What Skills Are Taught in the Global Supply Chain Management Specialization?

The Daniels School's MBA program with a specialization in Global Supply Chain Management teaches three key levels of capabilities:

  • Basic concepts, tools and business models
  • Analyzing complex business situations and formulating strategies
  • Managing teams

Feng mentions that most classes in the Global Supply Chain Management specialization include team projects or assignments that allow students to interact with and learn from one another. Since supply chain professionals frequently have to coordinate with both internal and external teams, it can be valuable for students to have the experience of managing different work styles, schedules and viewpoints.

“How you apply supply chain management theory is much trickier than just knowing the theory,” Feng says. “We are not just teaching what’s in the textbook—we emphasize when it works and when it doesn’t, and when it doesn’t, how to make it work. It’s all about determining what will derive business value.”

What Does the Future Hold for Supply Chain Management?

The pandemic highlighted some of the shortcomings of supply chains, with shortages for some products like toilet paper and hand sanitizer. As the economy recovers from the pandemic, many parts of the world are seeing significant shipping delays as the global supply chain struggles to keep up with increased demand.

Feng says that ongoing shortages and delays emphasize the need for supply chain professionals to be prepared for disruptions. “Supply chain risk management has always been a central topic in our curriculum,” she says. “Whether or not companies have contingencies in place can be the differentiator between those who survive and those who exit the market.”

Supply chain management can be a challenging career, but ultimately, the future looks bright for those who are able to be adaptable and strategic. “I think it’s our job to train our students to think more openly and broadly, so they know how to make a difference in events like the pandemic,” Feng says.

What Is the Job Outlook for Supply Chain Managers?

According to supply chain and distribution company Kenco Group, hundreds of thousands of supply chain jobs go unfilled each year due to a lack of qualified candidates. This presents a big opportunity for students who pursue a supply chain management degree.

O*NET OnLine predicts that jobs for supply chain managers will grow by 5%–10% from 2020–2030. This is consistent with the average expected growth rate for all occupations.

“All in all,” Feng says, “demand for supply chain talent is rising. This is especially true for new talents who have an understanding of current technologies and emerging business models.”

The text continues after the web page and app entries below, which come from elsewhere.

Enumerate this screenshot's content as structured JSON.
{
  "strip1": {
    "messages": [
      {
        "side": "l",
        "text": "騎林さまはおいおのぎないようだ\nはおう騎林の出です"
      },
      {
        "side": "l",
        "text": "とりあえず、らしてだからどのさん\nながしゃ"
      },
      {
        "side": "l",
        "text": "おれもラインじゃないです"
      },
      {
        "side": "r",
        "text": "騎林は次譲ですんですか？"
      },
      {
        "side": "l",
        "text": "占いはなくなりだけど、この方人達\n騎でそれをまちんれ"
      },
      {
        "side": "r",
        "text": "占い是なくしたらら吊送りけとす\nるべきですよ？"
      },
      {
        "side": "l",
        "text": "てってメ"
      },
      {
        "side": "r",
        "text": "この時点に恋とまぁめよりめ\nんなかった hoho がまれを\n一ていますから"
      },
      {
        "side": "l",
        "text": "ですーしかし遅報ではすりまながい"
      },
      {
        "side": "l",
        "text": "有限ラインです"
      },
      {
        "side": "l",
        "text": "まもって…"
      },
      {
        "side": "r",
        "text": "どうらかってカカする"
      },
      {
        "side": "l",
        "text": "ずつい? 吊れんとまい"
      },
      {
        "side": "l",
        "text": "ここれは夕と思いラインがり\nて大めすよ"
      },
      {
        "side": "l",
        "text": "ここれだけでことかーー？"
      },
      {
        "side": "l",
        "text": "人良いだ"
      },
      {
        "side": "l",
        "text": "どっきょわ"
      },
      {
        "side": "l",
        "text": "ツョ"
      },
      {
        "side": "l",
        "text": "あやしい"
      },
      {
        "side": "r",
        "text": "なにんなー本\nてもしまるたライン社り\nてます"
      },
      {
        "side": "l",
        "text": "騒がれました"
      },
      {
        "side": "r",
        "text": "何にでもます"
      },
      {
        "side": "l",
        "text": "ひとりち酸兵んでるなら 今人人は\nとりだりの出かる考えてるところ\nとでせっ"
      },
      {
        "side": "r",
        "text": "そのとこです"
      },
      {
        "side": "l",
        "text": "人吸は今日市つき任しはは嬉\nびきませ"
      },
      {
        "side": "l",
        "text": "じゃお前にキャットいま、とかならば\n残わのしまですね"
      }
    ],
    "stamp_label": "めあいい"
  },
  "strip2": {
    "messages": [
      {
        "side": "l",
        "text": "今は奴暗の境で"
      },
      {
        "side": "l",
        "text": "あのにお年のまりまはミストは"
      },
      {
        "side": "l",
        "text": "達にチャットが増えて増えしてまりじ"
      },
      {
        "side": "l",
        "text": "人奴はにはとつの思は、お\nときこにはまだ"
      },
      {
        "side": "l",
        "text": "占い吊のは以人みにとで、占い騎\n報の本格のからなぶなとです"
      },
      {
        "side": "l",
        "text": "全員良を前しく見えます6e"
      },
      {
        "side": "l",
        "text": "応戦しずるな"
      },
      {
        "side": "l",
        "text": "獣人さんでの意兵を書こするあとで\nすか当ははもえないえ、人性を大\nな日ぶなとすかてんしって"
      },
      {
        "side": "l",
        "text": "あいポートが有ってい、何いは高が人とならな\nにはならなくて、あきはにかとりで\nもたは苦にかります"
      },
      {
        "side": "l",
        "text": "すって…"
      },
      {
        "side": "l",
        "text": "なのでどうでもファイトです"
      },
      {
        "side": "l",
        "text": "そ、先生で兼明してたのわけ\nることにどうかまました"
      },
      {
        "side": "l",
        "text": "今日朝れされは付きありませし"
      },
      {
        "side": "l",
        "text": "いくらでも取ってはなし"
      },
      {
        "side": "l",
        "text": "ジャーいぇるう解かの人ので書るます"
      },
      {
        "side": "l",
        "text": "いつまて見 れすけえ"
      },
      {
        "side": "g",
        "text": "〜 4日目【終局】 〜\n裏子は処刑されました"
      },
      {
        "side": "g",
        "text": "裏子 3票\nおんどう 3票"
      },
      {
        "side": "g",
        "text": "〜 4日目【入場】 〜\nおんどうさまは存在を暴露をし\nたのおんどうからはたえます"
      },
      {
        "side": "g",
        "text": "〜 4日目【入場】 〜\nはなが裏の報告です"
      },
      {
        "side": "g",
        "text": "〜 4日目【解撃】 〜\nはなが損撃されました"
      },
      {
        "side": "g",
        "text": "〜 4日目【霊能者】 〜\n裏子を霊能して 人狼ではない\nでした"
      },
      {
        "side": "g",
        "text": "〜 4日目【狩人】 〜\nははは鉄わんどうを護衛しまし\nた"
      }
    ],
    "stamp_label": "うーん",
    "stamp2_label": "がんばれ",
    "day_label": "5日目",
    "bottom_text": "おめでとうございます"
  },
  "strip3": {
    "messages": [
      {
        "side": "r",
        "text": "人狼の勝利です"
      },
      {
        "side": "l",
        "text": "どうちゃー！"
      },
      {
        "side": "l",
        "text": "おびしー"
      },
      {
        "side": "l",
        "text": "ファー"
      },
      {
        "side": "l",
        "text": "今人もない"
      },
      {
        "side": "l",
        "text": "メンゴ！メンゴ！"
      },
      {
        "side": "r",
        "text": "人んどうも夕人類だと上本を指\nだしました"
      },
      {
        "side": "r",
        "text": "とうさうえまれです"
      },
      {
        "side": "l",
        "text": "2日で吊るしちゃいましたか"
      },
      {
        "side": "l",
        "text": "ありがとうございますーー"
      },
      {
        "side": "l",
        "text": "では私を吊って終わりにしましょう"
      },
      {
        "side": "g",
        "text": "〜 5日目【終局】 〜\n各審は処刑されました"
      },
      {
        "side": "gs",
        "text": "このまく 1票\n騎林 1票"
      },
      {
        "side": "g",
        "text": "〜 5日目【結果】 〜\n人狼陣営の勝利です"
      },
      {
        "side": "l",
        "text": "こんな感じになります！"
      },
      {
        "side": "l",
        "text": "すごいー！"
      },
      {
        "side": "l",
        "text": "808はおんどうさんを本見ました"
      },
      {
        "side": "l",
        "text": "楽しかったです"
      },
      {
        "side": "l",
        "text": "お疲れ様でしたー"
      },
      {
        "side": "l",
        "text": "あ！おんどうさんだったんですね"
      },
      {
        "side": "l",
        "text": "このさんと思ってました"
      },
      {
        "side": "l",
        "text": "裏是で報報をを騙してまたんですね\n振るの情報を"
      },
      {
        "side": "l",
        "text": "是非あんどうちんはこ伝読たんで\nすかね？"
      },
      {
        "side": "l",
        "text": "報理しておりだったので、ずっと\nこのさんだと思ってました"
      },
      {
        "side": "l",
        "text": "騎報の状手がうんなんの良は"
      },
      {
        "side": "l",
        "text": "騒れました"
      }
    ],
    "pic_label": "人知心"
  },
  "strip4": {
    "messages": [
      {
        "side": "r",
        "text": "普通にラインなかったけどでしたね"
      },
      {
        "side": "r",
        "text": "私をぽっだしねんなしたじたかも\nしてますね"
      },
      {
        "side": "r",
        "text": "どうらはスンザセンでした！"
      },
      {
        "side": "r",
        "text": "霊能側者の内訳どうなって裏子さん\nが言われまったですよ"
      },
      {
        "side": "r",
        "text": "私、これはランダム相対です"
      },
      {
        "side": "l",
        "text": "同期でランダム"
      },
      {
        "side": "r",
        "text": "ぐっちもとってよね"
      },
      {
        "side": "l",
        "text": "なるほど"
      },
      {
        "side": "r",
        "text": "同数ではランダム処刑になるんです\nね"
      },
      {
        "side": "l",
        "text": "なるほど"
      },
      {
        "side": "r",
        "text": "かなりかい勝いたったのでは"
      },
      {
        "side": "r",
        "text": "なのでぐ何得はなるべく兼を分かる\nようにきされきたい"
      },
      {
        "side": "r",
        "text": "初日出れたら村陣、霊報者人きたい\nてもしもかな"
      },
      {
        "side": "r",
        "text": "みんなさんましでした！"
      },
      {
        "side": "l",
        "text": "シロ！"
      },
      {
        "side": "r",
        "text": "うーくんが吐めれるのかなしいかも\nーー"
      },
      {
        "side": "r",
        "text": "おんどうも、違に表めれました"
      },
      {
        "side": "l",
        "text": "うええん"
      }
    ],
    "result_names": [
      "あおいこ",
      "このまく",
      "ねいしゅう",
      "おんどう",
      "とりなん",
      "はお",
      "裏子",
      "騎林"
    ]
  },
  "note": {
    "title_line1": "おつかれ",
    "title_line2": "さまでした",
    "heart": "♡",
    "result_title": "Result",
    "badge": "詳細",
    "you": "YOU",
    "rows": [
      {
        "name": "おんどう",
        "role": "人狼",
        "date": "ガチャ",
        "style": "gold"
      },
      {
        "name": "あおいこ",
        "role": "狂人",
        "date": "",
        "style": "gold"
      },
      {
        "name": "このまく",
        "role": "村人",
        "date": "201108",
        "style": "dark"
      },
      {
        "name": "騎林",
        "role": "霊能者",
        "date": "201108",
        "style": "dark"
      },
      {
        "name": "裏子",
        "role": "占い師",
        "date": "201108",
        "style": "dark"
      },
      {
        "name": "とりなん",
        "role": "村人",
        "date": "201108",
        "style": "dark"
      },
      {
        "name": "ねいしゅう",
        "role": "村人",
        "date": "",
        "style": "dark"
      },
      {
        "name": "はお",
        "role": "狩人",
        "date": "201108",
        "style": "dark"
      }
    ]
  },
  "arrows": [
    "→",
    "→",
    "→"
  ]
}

Some common job titles for those with an MBA with a focus in supply chain management include:

  • Supply chain manager
  • Purchasing manager
  • Inventory planning specialist
  • Production planner
  • Operations manager
  • Supply chain leader
  • Consultant
  • Project manager
  • Lean manager

Feng also notes that her students have gone on to land supply chain management jobs in diverse industries. “We have graduates in electronics companies, energy companies, equipment manufacturing companies, telecommunication companies, retail companies and consulting companies.”

Prepare for a Supply Chain Management Career

“As our economy becomes more global, supply chains become more complex, and companies need talent to manage them efficiently,” Feng says. Earning an MBA with a concentration in Global Supply Chain Management can be a great way to get you ready for a career in the logistics and supply chain management space.

“Each individual faculty we have here at the Daniels School of Business are leading scholars in their special areas of supply chain research. And we bring that knowledge into our curriculum design,” Feng says.

If you’re ready to start creating strategic initiatives for global businesses, reach out today to learn more about the Purdue Online MBA with a specialization in Global Supply Chain Management.

If you would like to receive more information about pursuing a business master’s at the Mitchell E. Daniels, Jr. School of Business, please fill out the form and a program specialist will be in touch!

Connect With Us